Exercise aim: Which lines hold the string "LECTURE"? Copy each of them from the material below.

Extracted data:
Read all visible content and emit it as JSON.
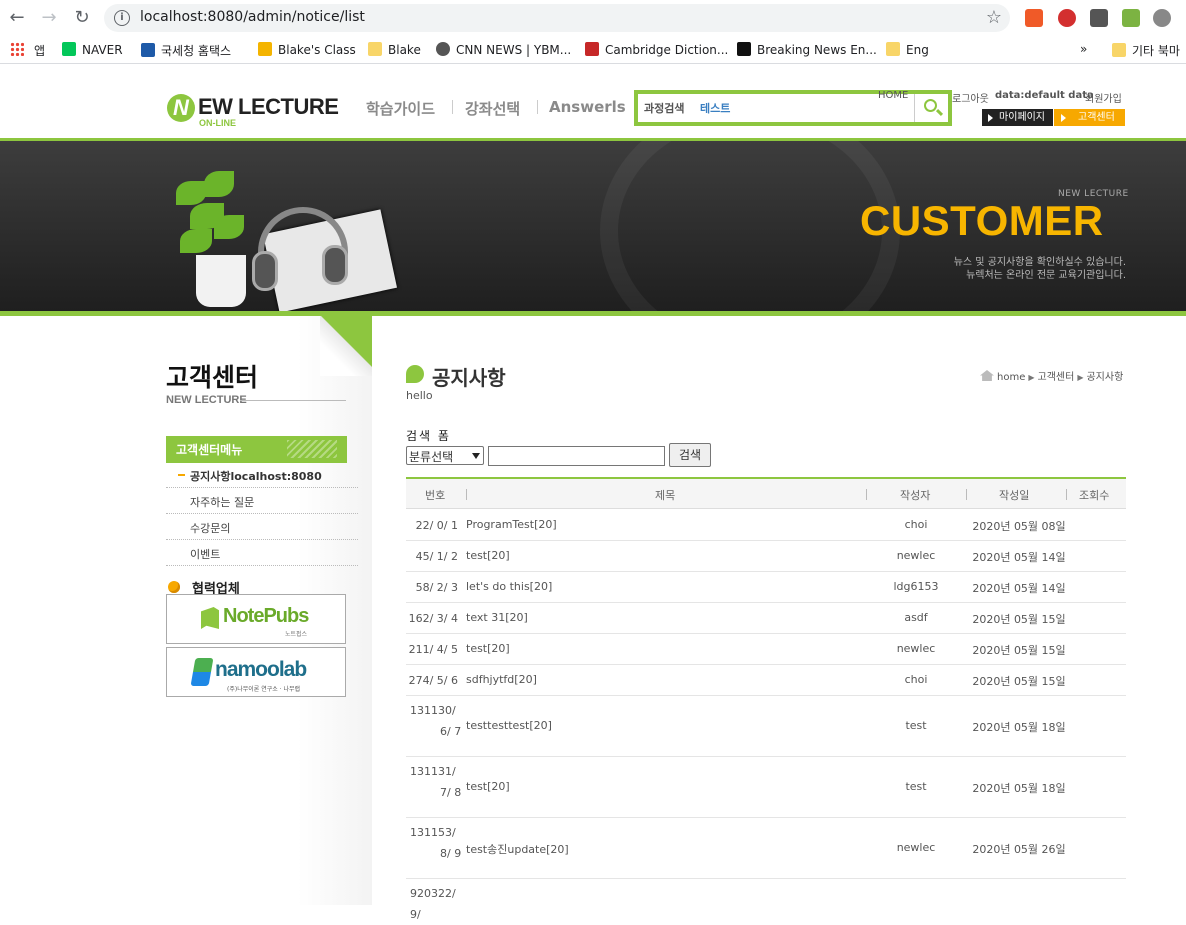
{
  "browser": {
    "url": "localhost:8080/admin/notice/list",
    "bookmarks": [
      "앱",
      "NAVER",
      "국세청 홈택스",
      "Blake's Class",
      "Blake",
      "CNN NEWS | YBM...",
      "Cambridge Diction...",
      "Breaking News En...",
      "Eng"
    ],
    "overflow": "»",
    "other_bookmarks": "기타 북마"
  },
  "header": {
    "logo_n": "N",
    "logo_text": "EW LECTURE",
    "logo_sub": "ON-LINE",
    "gnb": [
      "학습가이드",
      "강좌선택",
      "Answerls"
    ],
    "search_label": "과정검색",
    "search_value": "테스트",
    "top_links": {
      "home": "HOME",
      "logout": "로그아웃",
      "data": "data:default data",
      "join": "회원가입"
    },
    "mypage": "마이페이지",
    "customer_center": "고객센터"
  },
  "banner": {
    "small_title": "NEW LECTURE",
    "big_title": "CUSTOMER",
    "desc1": "뉴스 및 공지사항을 확인하실수 있습니다.",
    "desc2": "뉴렉처는 온라인 전문 교육기관입니다."
  },
  "side": {
    "title": "고객센터",
    "subtitle": "NEW LECTURE",
    "menu_title": "고객센터메뉴",
    "menu": [
      "공지사항localhost:8080",
      "자주하는 질문",
      "수강문의",
      "이벤트"
    ],
    "partner_title": "협력업체",
    "partners": [
      {
        "name": "NotePubs",
        "sub": "노트펍스"
      },
      {
        "name": "namoolab",
        "sub": "(주)나무이론 연구소 · 나무랩"
      }
    ]
  },
  "main": {
    "title": "공지사항",
    "hello": "hello",
    "breadcrumb": [
      "home",
      "고객센터",
      "공지사항"
    ],
    "search_form_label": "검색 폼",
    "select_value": "분류선택",
    "search_button": "검색",
    "columns": [
      "번호",
      "제목",
      "작성자",
      "작성일",
      "조회수"
    ],
    "rows": [
      {
        "no": "22/ 0/ 1",
        "title": "ProgramTest[20]",
        "writer": "choi",
        "date": "2020년 05월 08일"
      },
      {
        "no": "45/ 1/ 2",
        "title": "test[20]",
        "writer": "newlec",
        "date": "2020년 05월 14일"
      },
      {
        "no": "58/ 2/ 3",
        "title": "let's do this[20]",
        "writer": "ldg6153",
        "date": "2020년 05월 14일"
      },
      {
        "no": "162/ 3/ 4",
        "title": "text 31[20]",
        "writer": "asdf",
        "date": "2020년 05월 15일"
      },
      {
        "no": "211/ 4/ 5",
        "title": "test[20]",
        "writer": "newlec",
        "date": "2020년 05월 15일"
      },
      {
        "no": "274/ 5/ 6",
        "title": "sdfhjytfd[20]",
        "writer": "choi",
        "date": "2020년 05월 15일"
      },
      {
        "no": "131130/ 6/ 7",
        "title": "testtesttest[20]",
        "writer": "test",
        "date": "2020년 05월 18일"
      },
      {
        "no": "131131/ 7/ 8",
        "title": "test[20]",
        "writer": "test",
        "date": "2020년 05월 18일"
      },
      {
        "no": "131153/ 8/ 9",
        "title": "test송진update[20]",
        "writer": "newlec",
        "date": "2020년 05월 26일"
      },
      {
        "no": "920322/ 9/",
        "title": "",
        "writer": "",
        "date": ""
      }
    ]
  }
}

Your response:
    "logo_text": "EW LECTURE",
    "small_title": "NEW LECTURE",
    "subtitle": "NEW LECTURE",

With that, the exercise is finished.